When you think of Git, version control is the first thing that comes to your mind. Git is the leading distributed version control system that has become the industry standard to power projects of any scale. According to stats, Git has more than 80% of the market share.
The best thing about Git is that it can be easily integrated into any development environment. However, implementing Git must be done correctly, or else it will lead to unnecessary complications and may even break the delivery pipeline. Let’s look at how to use Git correctly to manage the source code of an application.
Setup Git Usage Specifications
A proper understanding of Git is very much needed for implementing it. Git is not limited to pull, commit, push and merge commands. It enables users to completely manage the application source code while allowing multiple users to collaboratively modify the source code without interfering with each other. Furthermore, Git provides the necessary tools to rectify the conflicts when modifications overlap. Therefore, it is important to understand the full feature set of Git and where and who exactly can use each feature.
This scope of understanding should cover who can interact with branches, which branches to push and pull code from, and ultimately who will review the code and merge it to the master or a release branch. It reduces the risk of code conflicts and allows development teams to validate code changes properly.

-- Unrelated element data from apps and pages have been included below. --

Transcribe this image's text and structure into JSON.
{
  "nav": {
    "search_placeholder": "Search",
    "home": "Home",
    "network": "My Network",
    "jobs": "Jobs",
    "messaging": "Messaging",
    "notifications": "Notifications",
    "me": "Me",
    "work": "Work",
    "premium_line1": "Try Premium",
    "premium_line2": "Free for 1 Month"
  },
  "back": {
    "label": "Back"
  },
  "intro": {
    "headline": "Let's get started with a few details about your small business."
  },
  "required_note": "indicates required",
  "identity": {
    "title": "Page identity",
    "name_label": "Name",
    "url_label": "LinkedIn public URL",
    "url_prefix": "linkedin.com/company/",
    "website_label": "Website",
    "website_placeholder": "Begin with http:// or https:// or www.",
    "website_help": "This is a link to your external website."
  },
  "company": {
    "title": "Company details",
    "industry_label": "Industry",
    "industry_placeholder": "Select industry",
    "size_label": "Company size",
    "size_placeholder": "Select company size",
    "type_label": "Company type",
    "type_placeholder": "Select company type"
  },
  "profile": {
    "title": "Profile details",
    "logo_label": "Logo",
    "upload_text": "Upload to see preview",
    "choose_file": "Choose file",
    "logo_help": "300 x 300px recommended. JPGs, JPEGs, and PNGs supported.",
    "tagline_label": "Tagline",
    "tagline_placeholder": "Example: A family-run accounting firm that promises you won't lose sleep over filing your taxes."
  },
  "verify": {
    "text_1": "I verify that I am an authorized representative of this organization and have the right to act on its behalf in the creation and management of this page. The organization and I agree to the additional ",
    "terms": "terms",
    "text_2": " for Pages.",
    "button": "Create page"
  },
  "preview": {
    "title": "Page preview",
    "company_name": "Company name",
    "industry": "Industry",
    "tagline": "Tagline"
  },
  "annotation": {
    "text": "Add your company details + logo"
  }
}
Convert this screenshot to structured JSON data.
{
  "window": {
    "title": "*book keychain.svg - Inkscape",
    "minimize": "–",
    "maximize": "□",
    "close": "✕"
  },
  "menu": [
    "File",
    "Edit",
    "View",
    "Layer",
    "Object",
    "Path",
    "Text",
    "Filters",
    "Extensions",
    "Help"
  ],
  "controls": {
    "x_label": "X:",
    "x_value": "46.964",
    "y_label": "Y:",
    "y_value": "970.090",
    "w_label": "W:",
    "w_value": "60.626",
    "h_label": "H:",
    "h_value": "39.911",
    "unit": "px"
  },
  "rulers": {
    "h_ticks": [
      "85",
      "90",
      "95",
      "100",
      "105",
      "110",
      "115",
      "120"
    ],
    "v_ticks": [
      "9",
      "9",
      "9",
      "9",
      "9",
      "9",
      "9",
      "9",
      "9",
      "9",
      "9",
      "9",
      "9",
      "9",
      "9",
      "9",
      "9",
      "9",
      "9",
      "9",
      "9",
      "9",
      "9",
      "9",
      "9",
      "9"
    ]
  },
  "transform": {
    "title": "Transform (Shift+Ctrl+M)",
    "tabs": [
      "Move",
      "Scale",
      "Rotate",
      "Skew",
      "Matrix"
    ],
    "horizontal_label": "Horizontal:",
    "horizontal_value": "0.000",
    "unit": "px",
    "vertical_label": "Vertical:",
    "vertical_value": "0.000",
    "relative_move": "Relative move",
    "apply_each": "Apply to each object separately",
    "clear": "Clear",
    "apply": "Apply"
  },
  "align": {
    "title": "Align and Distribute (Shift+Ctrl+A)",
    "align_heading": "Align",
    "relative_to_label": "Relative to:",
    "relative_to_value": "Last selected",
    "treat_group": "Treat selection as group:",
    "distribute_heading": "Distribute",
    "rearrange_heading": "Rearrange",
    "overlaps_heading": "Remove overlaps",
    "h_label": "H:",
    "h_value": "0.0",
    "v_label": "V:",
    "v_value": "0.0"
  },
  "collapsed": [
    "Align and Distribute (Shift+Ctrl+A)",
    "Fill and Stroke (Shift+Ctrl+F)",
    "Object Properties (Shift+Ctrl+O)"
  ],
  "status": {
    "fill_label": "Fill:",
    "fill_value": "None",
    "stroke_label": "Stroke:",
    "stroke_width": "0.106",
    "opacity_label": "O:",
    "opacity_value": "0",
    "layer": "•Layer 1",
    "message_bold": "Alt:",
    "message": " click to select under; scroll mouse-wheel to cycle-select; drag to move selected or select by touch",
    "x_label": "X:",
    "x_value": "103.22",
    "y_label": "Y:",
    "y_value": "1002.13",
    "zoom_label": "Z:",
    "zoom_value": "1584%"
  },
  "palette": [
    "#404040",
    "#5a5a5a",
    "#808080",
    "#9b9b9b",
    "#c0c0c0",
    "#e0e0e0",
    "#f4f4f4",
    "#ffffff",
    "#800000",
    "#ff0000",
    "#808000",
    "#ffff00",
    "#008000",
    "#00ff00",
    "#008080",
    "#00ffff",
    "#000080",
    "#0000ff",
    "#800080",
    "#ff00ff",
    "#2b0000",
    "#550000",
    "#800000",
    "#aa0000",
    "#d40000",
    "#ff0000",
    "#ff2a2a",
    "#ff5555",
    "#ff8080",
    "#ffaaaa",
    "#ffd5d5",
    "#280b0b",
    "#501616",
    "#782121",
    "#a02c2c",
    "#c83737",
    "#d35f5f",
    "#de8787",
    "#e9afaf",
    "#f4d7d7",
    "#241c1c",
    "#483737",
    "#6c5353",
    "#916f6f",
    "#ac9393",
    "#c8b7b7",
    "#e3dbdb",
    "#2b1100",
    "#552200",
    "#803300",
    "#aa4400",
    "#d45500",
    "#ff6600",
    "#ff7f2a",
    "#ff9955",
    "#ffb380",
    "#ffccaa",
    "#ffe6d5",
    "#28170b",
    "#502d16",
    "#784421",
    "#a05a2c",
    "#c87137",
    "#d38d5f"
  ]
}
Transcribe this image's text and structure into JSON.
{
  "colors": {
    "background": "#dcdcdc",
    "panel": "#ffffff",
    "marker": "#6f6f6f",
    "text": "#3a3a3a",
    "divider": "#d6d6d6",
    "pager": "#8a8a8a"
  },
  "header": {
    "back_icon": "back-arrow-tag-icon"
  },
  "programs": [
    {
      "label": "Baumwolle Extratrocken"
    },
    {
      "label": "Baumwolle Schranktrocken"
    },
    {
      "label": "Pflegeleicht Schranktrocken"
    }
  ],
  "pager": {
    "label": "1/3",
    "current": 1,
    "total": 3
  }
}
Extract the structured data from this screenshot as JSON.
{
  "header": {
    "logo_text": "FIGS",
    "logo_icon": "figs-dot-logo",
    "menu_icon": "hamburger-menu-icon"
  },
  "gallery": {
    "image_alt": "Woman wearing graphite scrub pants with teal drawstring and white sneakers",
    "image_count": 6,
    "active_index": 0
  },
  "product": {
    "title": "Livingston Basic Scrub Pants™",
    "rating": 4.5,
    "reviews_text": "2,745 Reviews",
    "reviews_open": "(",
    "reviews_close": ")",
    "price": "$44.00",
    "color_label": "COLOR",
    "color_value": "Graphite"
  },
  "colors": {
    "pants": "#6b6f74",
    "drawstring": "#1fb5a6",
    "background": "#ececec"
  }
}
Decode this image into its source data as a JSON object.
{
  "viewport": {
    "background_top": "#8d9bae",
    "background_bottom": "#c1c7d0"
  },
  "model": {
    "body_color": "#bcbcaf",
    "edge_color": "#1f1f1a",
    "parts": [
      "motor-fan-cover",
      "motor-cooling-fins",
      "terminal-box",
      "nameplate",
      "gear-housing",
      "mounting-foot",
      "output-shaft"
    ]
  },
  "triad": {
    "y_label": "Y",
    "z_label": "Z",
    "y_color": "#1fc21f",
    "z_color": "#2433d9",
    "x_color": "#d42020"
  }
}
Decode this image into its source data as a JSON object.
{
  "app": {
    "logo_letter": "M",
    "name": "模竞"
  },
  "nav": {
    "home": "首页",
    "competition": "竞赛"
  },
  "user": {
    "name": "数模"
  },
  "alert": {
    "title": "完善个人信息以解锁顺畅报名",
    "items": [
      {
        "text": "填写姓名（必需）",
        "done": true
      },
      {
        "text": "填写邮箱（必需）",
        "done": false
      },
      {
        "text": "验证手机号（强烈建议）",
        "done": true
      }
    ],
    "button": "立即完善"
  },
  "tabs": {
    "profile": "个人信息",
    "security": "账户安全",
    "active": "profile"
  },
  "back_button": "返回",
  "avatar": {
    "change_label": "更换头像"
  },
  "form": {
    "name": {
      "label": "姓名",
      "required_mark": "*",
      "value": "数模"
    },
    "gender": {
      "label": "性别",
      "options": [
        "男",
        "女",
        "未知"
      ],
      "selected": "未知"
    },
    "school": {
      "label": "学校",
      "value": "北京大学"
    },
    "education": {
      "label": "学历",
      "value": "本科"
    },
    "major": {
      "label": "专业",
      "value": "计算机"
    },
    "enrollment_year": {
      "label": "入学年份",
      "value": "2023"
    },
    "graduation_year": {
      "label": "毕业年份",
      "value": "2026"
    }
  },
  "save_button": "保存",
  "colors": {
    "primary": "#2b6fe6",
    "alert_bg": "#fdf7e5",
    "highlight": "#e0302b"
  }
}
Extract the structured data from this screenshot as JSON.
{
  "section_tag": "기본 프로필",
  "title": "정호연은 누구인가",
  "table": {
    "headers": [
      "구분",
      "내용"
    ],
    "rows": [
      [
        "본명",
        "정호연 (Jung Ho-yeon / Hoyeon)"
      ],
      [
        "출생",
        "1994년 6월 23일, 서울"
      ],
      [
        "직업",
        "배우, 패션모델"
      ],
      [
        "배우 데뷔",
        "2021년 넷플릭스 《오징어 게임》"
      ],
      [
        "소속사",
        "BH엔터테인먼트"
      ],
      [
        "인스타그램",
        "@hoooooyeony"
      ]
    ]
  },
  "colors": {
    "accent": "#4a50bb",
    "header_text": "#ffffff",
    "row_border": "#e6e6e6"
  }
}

Another factor that should be included in the basic usage guidelines of Git is the content in the repository. Version control has moved beyond application code with the rapid expansion of DevOps, practices like Database DevOps, and Infrastructure as Code. Thus, database and infrastructure changes and any other configurations must be included in separate repositories and managed via Git when required. This version-controlled approach to all aspects of the delivery pipeline enables delivery teams to have much greater control over the complete application architecture while keeping track of all the changes.
Proper Branching Strategy
After setting up proper git usage guidelines, the next step is to introduce a proper branching strategy. As the name suggests, a branching strategy defines how branches are created and maintained throughout the development lifecycle. This entails which branches are used for new features, bug fixes, and how releases are handled.
One of the primary considerations when selecting a proper branching strategy is how software deployments (releases) need to be handled in the delivery pipelines. With Different branching strategies offering distinct advantages and disadvantages, you must select a branching strategy that simplifies development while providing the required deployment options. More traditional branching strategies like Git Flow are more suitable for traditional release-based deployments, while more modern strategies like GitHub Flow, Trunk-based Development, and GitLab Flow are well suited for modern DevOps processes. These modern strategies also have a greater affinity with Continuous Integration and Continuous Delivery practices.
The best way to approach these strategies will be to identify the needs of development and deployment requirements of your software development lifecycle. You need to select a branching strategy that best suits your needs and then tweak it to suit your exact needs.
As with any software application, you will inevitably face issues when using Git in the development environment. These errors can range from simple connectivity issues to more complex merge failures. You need to establish proper troubleshooting practices depending on the specific error and the scope of the issue. Otherwise, troubleshooting may lead to additional issues affecting the whole source control.
Any developer can quickly search and get an excellent guide to troubleshoot the fatal: refusing to merge unrelated histories error caused by mistakenly trying to merge two unrelated projects with different commit histories. As a best practice, even common errors like this should be discussed among team members so that they have an understanding of how to act if they face a similar error.
In a more complex scenario like an incorrect merge, all the relevant parties, including team leads, should come together to properly roll back changes without affecting the entire development team. This issue becomes more complex if other developers pull the faulty merge changes. Therefore, communication plays a vital role in acknowledging all team members about the rollbacks and changes to the core repositories.
Proper troubleshooting practices are paramount to keep the source control clear and minimize downtime of the development pipeline.
Adapting Git as the version control mechanism may not be a simple task. However, its benefits vastly outweigh any complexities encountered when properly implementing Git in the development process. With properly agreed upon practices, code verifications, branching strategies, and troubleshooting guidelines, organizations can utilize Git to its fullest potential to manage any kind of code ranging from the application, database to infrastructure, and configurations with relative ease.
Also Read: 12 Source Code Editors for Web Programmers